» **Exercise details**: The records below are to be duplicated exactly as they appear.

» **Material to process**:
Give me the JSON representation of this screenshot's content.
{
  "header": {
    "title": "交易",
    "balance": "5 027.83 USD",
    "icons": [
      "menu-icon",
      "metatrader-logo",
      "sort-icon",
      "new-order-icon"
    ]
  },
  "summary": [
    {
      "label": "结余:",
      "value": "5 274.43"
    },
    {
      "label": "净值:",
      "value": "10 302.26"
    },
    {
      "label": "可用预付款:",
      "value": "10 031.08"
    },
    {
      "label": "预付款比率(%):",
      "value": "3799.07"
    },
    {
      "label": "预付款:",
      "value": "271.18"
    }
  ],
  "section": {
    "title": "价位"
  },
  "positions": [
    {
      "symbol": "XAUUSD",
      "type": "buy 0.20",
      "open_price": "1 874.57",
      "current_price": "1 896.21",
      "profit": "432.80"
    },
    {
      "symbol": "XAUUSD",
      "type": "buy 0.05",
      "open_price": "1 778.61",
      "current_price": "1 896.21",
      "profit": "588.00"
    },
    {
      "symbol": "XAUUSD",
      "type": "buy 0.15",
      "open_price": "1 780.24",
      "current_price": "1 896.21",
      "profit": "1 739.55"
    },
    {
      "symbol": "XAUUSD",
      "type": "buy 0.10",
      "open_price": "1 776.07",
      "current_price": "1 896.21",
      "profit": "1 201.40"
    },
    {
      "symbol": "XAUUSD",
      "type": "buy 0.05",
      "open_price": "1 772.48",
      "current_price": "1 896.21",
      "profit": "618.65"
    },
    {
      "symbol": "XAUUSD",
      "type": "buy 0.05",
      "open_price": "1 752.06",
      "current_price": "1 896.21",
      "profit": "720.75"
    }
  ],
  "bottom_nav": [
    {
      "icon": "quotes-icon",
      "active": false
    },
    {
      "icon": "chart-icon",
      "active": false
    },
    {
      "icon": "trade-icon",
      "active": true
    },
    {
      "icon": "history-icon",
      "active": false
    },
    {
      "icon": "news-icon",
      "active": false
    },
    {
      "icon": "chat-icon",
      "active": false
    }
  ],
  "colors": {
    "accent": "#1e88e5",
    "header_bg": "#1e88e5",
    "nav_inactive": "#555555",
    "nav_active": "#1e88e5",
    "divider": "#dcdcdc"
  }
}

» **Response**:
Give me the JSON representation of this screenshot's content.
{
  "header": {
    "title": "交易",
    "balance": "5 027.83 USD",
    "icons": [
      "menu-icon",
      "metatrader-logo",
      "sort-icon",
      "new-order-icon"
    ]
  },
  "summary": [
    {
      "label": "结余:",
      "value": "5 274.43"
    },
    {
      "label": "净值:",
      "value": "10 302.26"
    },
    {
      "label": "可用预付款:",
      "value": "10 031.08"
    },
    {
      "label": "预付款比率(%):",
      "value": "3799.07"
    },
    {
      "label": "预付款:",
      "value": "271.18"
    }
  ],
  "section": {
    "title": "价位"
  },
  "positions": [
    {
      "symbol": "XAUUSD",
      "type": "buy 0.20",
      "open_price": "1 874.57",
      "current_price": "1 896.21",
      "profit": "432.80"
    },
    {
      "symbol": "XAUUSD",
      "type": "buy 0.05",
      "open_price": "1 778.61",
      "current_price": "1 896.21",
      "profit": "588.00"
    },
    {
      "symbol": "XAUUSD",
      "type": "buy 0.15",
      "open_price": "1 780.24",
      "current_price": "1 896.21",
      "profit": "1 739.55"
    },
    {
      "symbol": "XAUUSD",
      "type": "buy 0.10",
      "open_price": "1 776.07",
      "current_price": "1 896.21",
      "profit": "1 201.40"
    },
    {
      "symbol": "XAUUSD",
      "type": "buy 0.05",
      "open_price": "1 772.48",
      "current_price": "1 896.21",
      "profit": "618.65"
    },
    {
      "symbol": "XAUUSD",
      "type": "buy 0.05",
      "open_price": "1 752.06",
      "current_price": "1 896.21",
      "profit": "720.75"
    }
  ],
  "bottom_nav": [
    {
      "icon": "quotes-icon",
      "active": false
    },
    {
      "icon": "chart-icon",
      "active": false
    },
    {
      "icon": "trade-icon",
      "active": true
    },
    {
      "icon": "history-icon",
      "active": false
    },
    {
      "icon": "news-icon",
      "active": false
    },
    {
      "icon": "chat-icon",
      "active": false
    }
  ],
  "colors": {
    "accent": "#1e88e5",
    "header_bg": "#1e88e5",
    "nav_inactive": "#555555",
    "nav_active": "#1e88e5",
    "divider": "#dcdcdc"
  }
}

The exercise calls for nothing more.